Edit Blog Post
Published: January 16th 2010
this is not my picture, but I wanted to have at least one image here to illustrate my baguette adventure.
Last night I got together with the other American girls that I've met so far and we had a wine and cheese party. It was pretty fun, and I found another cheese I really like! However, I'm now resolved that I don't want to be one of those people who studies abroad and leaves knowing little more than they came with. After a week in Paris, hearing very little English, it's true that I was starved to hear English and be with Americans again. But now, after hanging out several time with the group, I recognize that each time I feel less and less like I'm in France--or at least that I'm living the full experience. It's the days I spend with Regane and Christine that I feel most at home, it's the days that I return home to write my blog and have to think a second so as not to write French instead that I know I'm really 100% here.
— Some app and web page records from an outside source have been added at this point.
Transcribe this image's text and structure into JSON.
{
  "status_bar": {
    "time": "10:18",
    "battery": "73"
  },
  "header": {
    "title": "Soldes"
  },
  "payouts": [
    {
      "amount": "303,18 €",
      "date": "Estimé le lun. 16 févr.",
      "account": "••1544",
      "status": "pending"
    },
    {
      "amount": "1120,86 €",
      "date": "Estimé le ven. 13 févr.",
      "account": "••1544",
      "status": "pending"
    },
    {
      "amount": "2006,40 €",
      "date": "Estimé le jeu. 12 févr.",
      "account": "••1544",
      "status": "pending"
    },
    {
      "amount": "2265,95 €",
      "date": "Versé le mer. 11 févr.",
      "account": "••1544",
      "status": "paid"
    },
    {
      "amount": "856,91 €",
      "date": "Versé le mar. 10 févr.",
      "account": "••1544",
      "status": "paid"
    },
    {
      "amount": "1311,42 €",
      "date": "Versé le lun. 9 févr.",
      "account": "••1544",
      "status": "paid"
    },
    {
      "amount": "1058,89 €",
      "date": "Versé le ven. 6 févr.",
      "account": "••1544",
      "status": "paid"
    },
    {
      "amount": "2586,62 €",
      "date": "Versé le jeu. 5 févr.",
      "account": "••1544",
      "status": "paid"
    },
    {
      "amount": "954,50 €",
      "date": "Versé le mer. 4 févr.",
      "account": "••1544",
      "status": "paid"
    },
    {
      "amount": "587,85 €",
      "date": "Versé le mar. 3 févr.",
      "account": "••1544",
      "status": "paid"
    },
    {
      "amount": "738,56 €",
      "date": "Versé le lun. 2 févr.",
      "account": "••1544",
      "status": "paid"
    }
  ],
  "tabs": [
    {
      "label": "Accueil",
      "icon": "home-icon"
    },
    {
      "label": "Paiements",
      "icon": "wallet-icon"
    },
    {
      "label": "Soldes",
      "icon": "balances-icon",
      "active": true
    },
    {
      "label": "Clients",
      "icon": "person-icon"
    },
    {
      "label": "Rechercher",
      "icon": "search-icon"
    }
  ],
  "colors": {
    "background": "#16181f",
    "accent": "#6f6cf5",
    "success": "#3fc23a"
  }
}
I awoke this morning hungry, and decided to have baguette, cheese, ham, and hoto cocoa. I had bought the baguette the day before, and even as I was carrying it around in the bag, I noticed that each time it bumped against my leg while walking, it was actually a little painful. Like a rock. So I was already curious as to what it would be like to eat....
"Gurr! Erg!" I grunted as I tried to break the baguette open, searching for a weak spot, a chink in the crusty armor. Finally with a crackle I was able to tear it open, as crumbs flew everywhere, and I realized that flakes of crust where stuck into my hands like shards of glass. I picked them out and succeeded in tearing it into several smaller pieces. I put one into my mouth, and bit down, only for nothing to happen. It was impossible to eat, except soaked in my hot cocoa! I thought to the day I bought the baguette, when the store woman told me this would be perfect for the today, because it wasn't fully cooked. An old woman next to me asked for one "tres bien cuit" (really cooked), so I guess she ended up with a real jaw breaker!
Henceforth, I am of the opinion that baguettes can and should be considered as weapons. On airport security posters, why does this crusty stick of death not accompany its long lost cousins crowbar, knife, and hand grenade on the restricted list? Why on entering a 7-11 does it say "No firearms on premise", but "No baguette on premis"? I say, these really are strange times we're living in!
Regardless, I went to the grocery store today and bought another baguette. I found this one to be much softer (probably a 3 on the Moh's Hardness Scale, as opposed to a 9), and ate some of it for dinner with some delicious brie I bought. I also bought another kind of cheese that's made here. I ate some at Christine's, and loved it, but the experience was not repeated this time. I opened it, and it smelled like fart. And then I ate some, and it tasted like fart. What's going on here? I mean really. Anyways, I don't know if I can eat anymore of it. They say that one must try something about 7 times until it becomes appetizing. Maybe fart is an acquired taste. I'm not sure.
Anyways, I lazed about this morning, working on a play script and looking for a summer internship in Austin. Then this evening, I went to see 'Avatar' with some friends and Regane. Before the movie, I stopped in a bar because they serve mulled wine there (yum!!!"). I had it last night, I had it before the movie, and then we stopped there again after the movie while waiting for the bus! As a drink, it's served steaming and with sugar. It really warms the body against the cold! Seeing 'Avatar' in French was interesting. I had seen it in English already, so I knew the story. Unlike in the US, where foreign films are shown with subtitles, in France, almost all American films are dubbed in French. This means that you don't have to read anything, but it also means that you don't hear the voice of the original actors (which are sometimes iconic. Like could you imagine dubbing Clint Eastwood and seeing his mouth moving, but hearing some nasally French guy instead? You'd lose like 80% of the meaning...) Anyways, I'm really against this dubbing thing.
Tomorrow: I've realized that I haven't really given a full description of Besancon, so tune in for that!
Tot: 0.821s; Tpl: 0.075s; cc: 10; qc: 30; dbt: 0.0287s; 1; m:saturn w:www (22.214.171.124); sld: 1;
; mem: 1.3mb